Increased funding for schools to support enrolment growth is part of the Province’s commitment to provide the best possible educational experience for students, while providing teachers and support staff the resources they need to deliver world-class education.

Budget 2021 ensures B.C.’s education system has the highest-ever school operating and capital funding to support students and invest in schools. This includes investing $21.5 billion over three years to deliver K-12 education, a $3.4-billion increase from 2016. 

This increased operating funding is providing record investments for the supplement for children and youth in care, Indigenous learners, rural schools, students with special needs and supports for students with mental-health needs.

Children and youth in care, children living in low-income families and a greater number of students with mental-health challenges are benefiting from a $24-million supplement being allocated to school districts in 2021-22.

Districts can use the supplement to provide additional supports and services to these students, including trauma counselling, tutoring, mental-health prevention strategies or hiring additional support staff.

Students at rural schools will benefit from a $331.8-million allocation this year, $9.7 million more than last year and $59.6 million more than in 2016-17.

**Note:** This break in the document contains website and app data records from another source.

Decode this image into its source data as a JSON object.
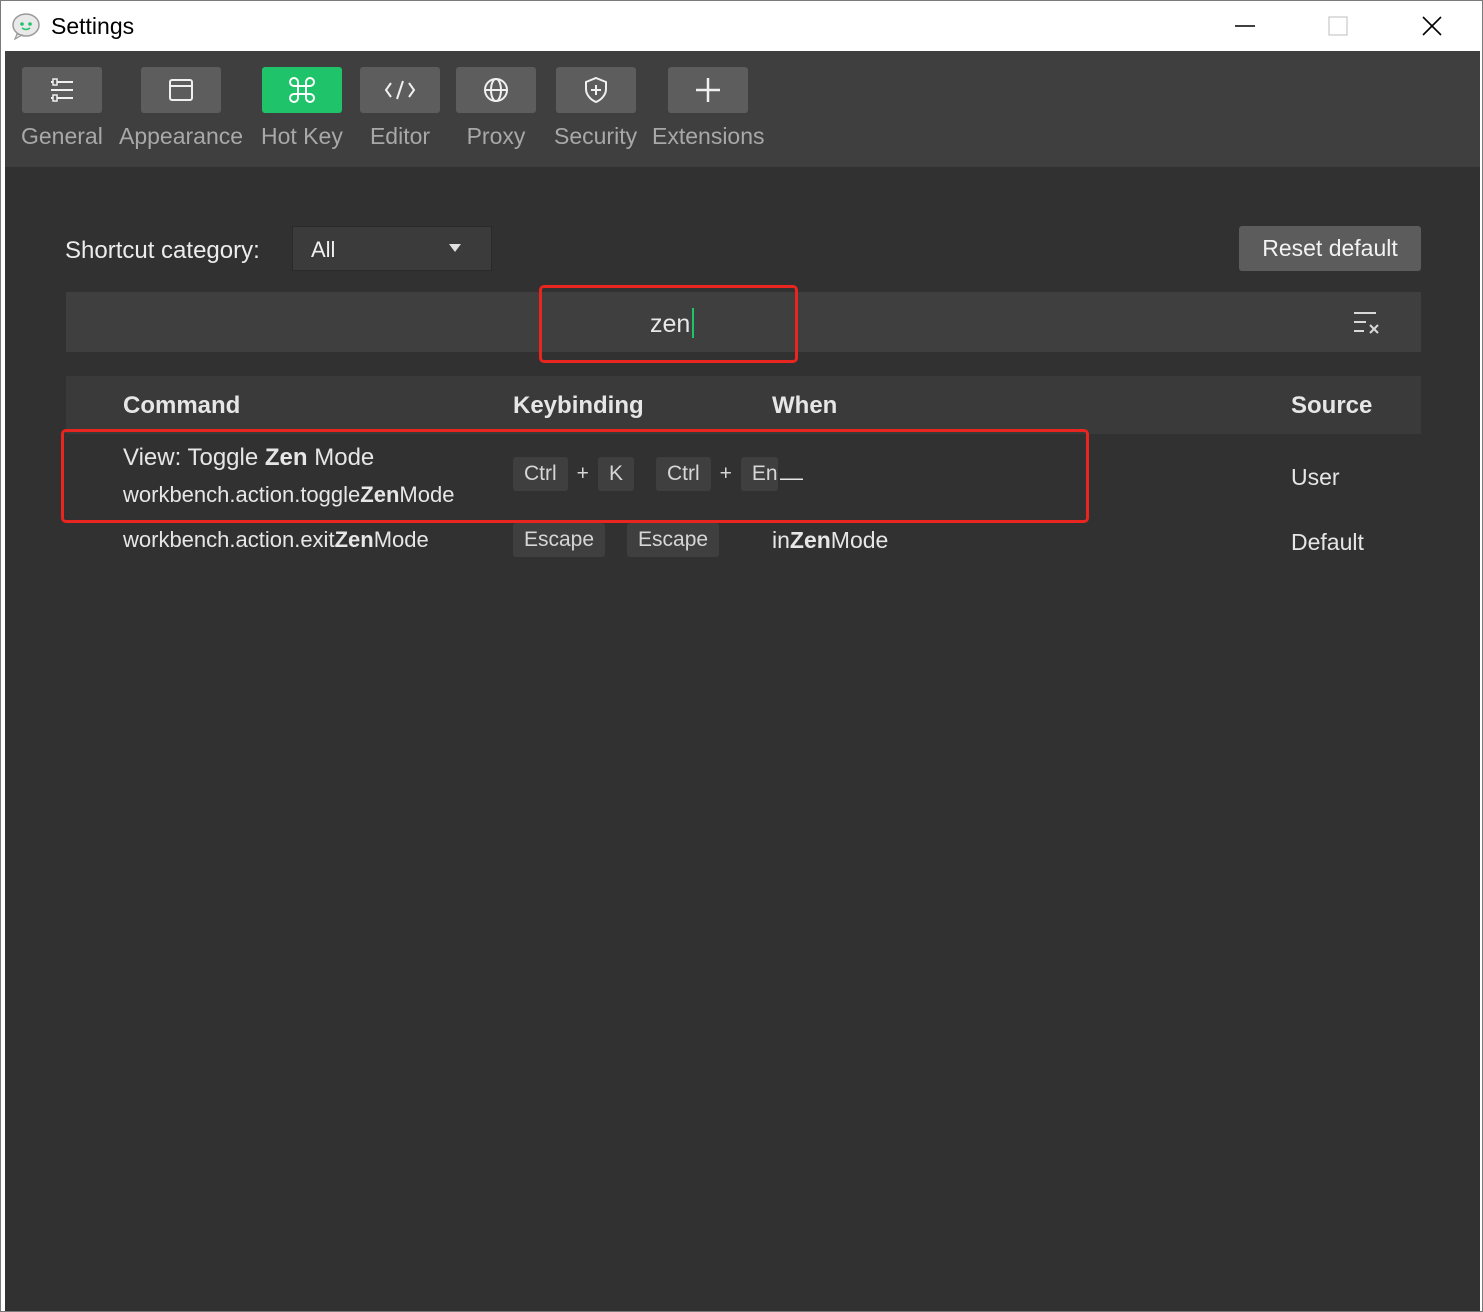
{
  "window": {
    "title": "Settings",
    "controls": [
      "minimize-icon",
      "maximize-icon",
      "close-icon"
    ]
  },
  "toolbar": {
    "items": [
      {
        "label": "General",
        "icon": "sliders-icon",
        "active": false
      },
      {
        "label": "Appearance",
        "icon": "window-icon",
        "active": false
      },
      {
        "label": "Hot Key",
        "icon": "command-key-icon",
        "active": true
      },
      {
        "label": "Editor",
        "icon": "code-icon",
        "active": false
      },
      {
        "label": "Proxy",
        "icon": "globe-icon",
        "active": false
      },
      {
        "label": "Security",
        "icon": "shield-icon",
        "active": false
      },
      {
        "label": "Extensions",
        "icon": "plus-icon",
        "active": false
      }
    ]
  },
  "filters": {
    "category_label": "Shortcut category:",
    "category_value": "All",
    "reset_label": "Reset default"
  },
  "search": {
    "value": "zen",
    "clear_icon": "clear-filter-icon"
  },
  "table": {
    "headers": {
      "command": "Command",
      "keybinding": "Keybinding",
      "when": "When",
      "source": "Source"
    },
    "rows": [
      {
        "title_pre": "View: Toggle ",
        "title_match": "Zen",
        "title_post": " Mode",
        "id_pre": "workbench.action.toggle",
        "id_match": "Zen",
        "id_post": "Mode",
        "chord1": [
          "Ctrl",
          "K"
        ],
        "chord2": [
          "Ctrl",
          "En"
        ],
        "when": "—",
        "source": "User"
      },
      {
        "id_pre": "workbench.action.exit",
        "id_match": "Zen",
        "id_post": "Mode",
        "key1": "Escape",
        "key2": "Escape",
        "when_pre": "in",
        "when_match": "Zen",
        "when_post": "Mode",
        "source": "Default"
      }
    ],
    "plus_sign": "+"
  },
  "colors": {
    "accent": "#1ec36a",
    "highlight_box": "#e8251e",
    "background": "#313131",
    "toolbar": "#3f3f3f"
  }
}
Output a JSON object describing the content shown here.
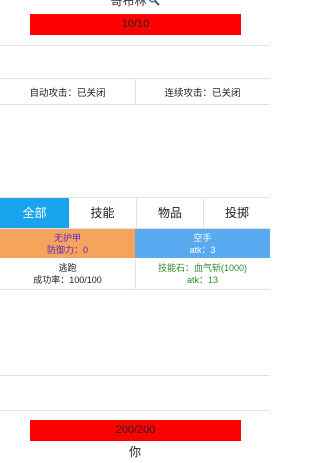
{
  "enemy": {
    "name": "哥布林",
    "hp_text": "10/10",
    "hp_fraction": 1.0
  },
  "toggles": {
    "auto_attack": "自动攻击：已关闭",
    "combo_attack": "连续攻击：已关闭"
  },
  "tabs": [
    {
      "label": "全部",
      "active": true
    },
    {
      "label": "技能",
      "active": false
    },
    {
      "label": "物品",
      "active": false
    },
    {
      "label": "投掷",
      "active": false
    }
  ],
  "equipment": {
    "armor_name": "无护甲",
    "armor_stat": "防御力：0",
    "weapon_name": "空手",
    "weapon_stat": "atk：3"
  },
  "skills": [
    {
      "name": "逃跑",
      "stat": "成功率：100/100"
    },
    {
      "name": "技能石：血气斩(1000)",
      "stat": "atk：13"
    }
  ],
  "player": {
    "name": "你",
    "hp_text": "200/200",
    "hp_fraction": 1.0
  },
  "colors": {
    "hp_bar": "#ff0000",
    "tab_active": "#1aa3ef",
    "armor_bg": "#f6a35c",
    "weapon_bg": "#5aaaf2",
    "skill_stone_text": "#2e8b2e"
  }
}
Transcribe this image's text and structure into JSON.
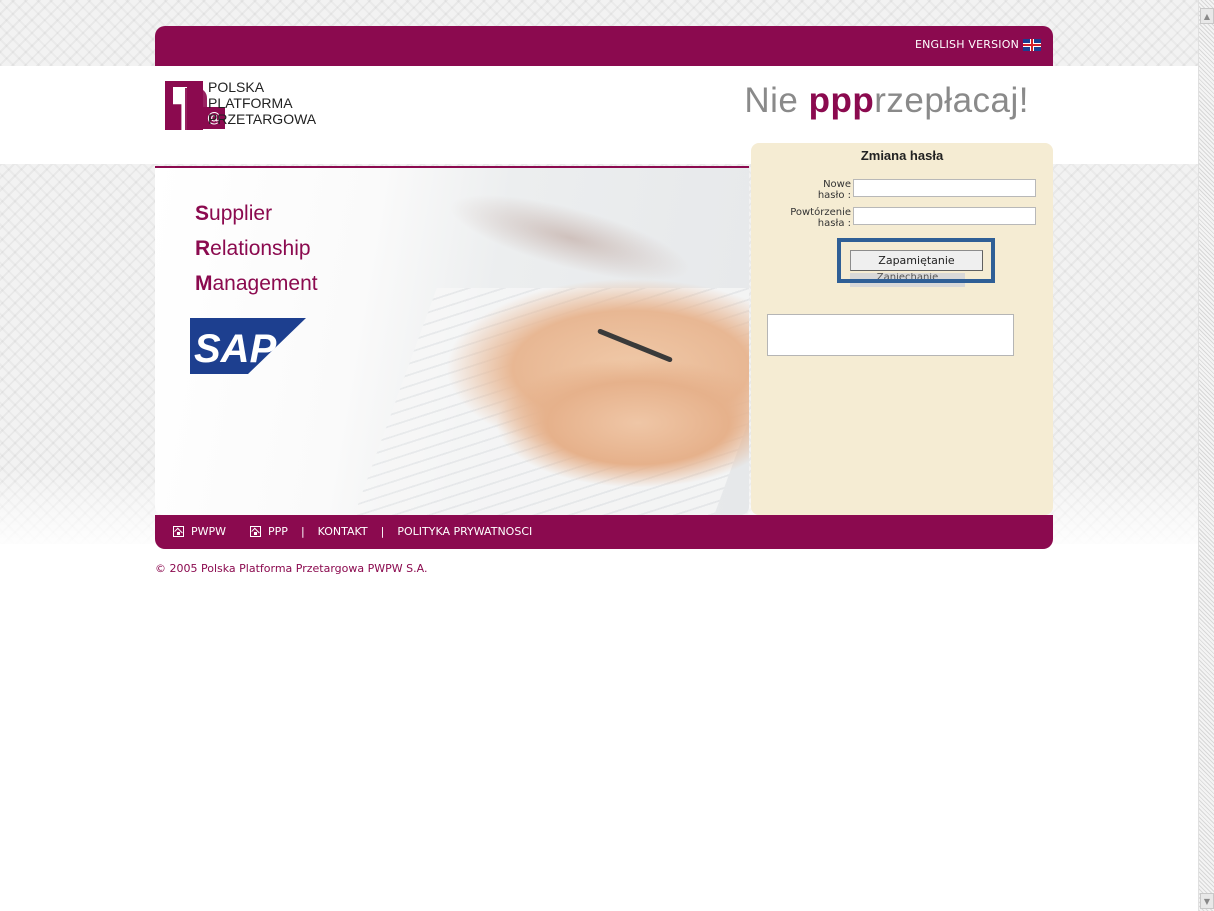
{
  "header": {
    "english_version_label": "ENGLISH VERSION",
    "logo_lines": [
      "POLSKA",
      "PLATFORMA",
      "PRZETARGOWA"
    ],
    "slogan_prefix": "Nie ",
    "slogan_bold": "ppp",
    "slogan_suffix": "rzepłacaj!"
  },
  "hero": {
    "srm_lines": [
      {
        "initial": "S",
        "rest": "upplier"
      },
      {
        "initial": "R",
        "rest": "elationship"
      },
      {
        "initial": "M",
        "rest": "anagement"
      }
    ],
    "sap_text": "SAP"
  },
  "password_form": {
    "title": "Zmiana hasła",
    "new_password_label_line1": "Nowe",
    "new_password_label_line2": "hasło :",
    "new_password_value": "",
    "repeat_password_label_line1": "Powtórzenie",
    "repeat_password_label_line2": "hasła :",
    "repeat_password_value": "",
    "save_button_label": "Zapamiętanie",
    "cancel_button_label": "Zaniechanie",
    "message_text": ""
  },
  "footer": {
    "nav": [
      "PWPW",
      "PPP",
      "KONTAKT",
      "POLITYKA PRYWATNOSCI"
    ],
    "separator": "|",
    "copyright": "© 2005 Polska Platforma Przetargowa PWPW S.A."
  },
  "colors": {
    "brand": "#8b0a4f",
    "panel_bg": "#f5ecd3",
    "highlight_border": "#2f5f96",
    "sap_blue": "#1d3f8f"
  }
}
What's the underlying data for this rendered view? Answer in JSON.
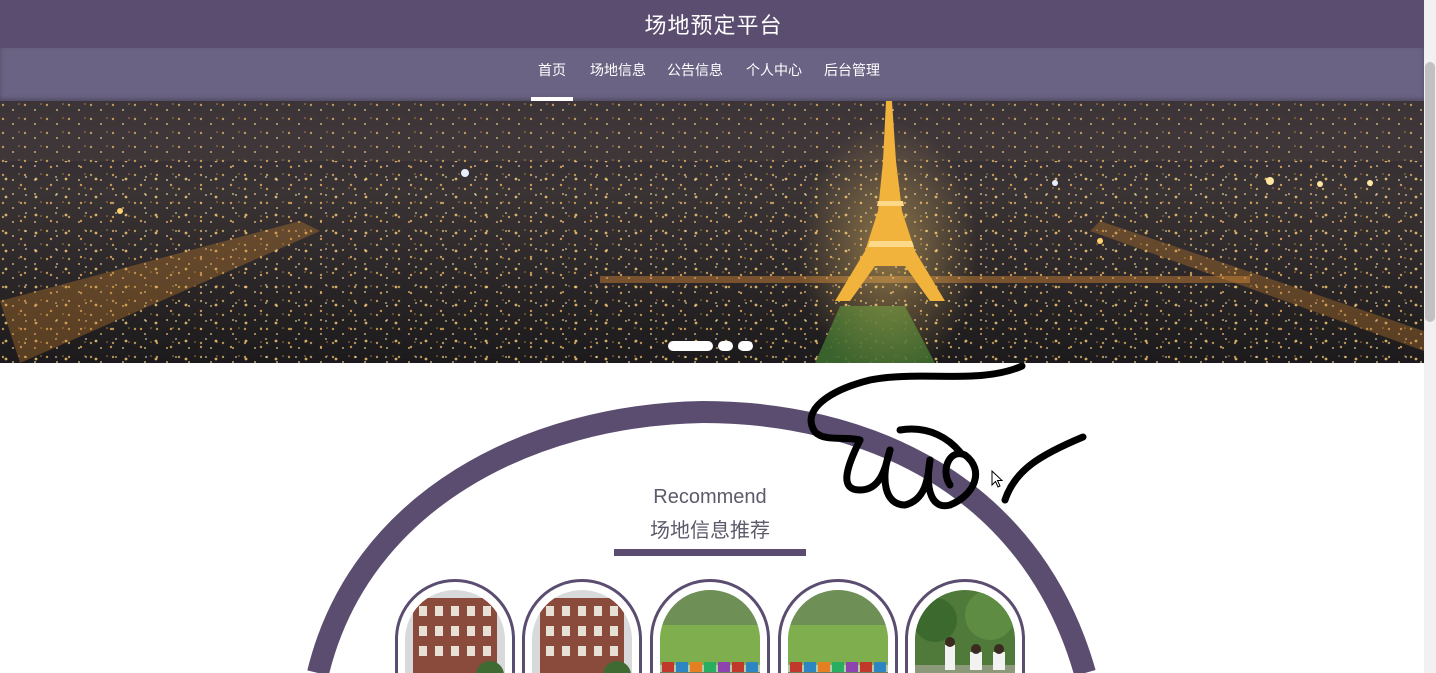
{
  "header": {
    "title": "场地预定平台"
  },
  "nav": {
    "items": [
      {
        "label": "首页",
        "active": true
      },
      {
        "label": "场地信息",
        "active": false
      },
      {
        "label": "公告信息",
        "active": false
      },
      {
        "label": "个人中心",
        "active": false
      },
      {
        "label": "后台管理",
        "active": false
      }
    ]
  },
  "banner": {
    "slides": 3,
    "active_slide": 1
  },
  "recommend": {
    "title_en": "Recommend",
    "title_cn": "场地信息推荐",
    "cards": [
      {
        "image": "building-photo"
      },
      {
        "image": "building-photo"
      },
      {
        "image": "field-photo"
      },
      {
        "image": "field-photo"
      },
      {
        "image": "people-photo"
      }
    ]
  },
  "colors": {
    "primary": "#5b4d70",
    "nav": "#6a6383",
    "text": "#5b5b6b"
  }
}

The amount of money school districts is receiving to support Indigenous learners and students with special needs is also increasing for the 2021-22 school year. Targeted funding for Indigenous learners is $98.4 million in 2021-22, an increase of $28.8 million (41.3%) since the 2016-17 school year.

Students with special needs are being supported with $696.6 million in supplemental funding in 2021-22, an increase of $231.9 million (50%) since the 2016-17 school year.

Operating grants released in December are based on actual enrolment at Sept. 29, 2021, providing school districts with recalculated funding to support their operations for the current school year. Districts receive preliminary operating grants in March of each year based on anticipated enrolment.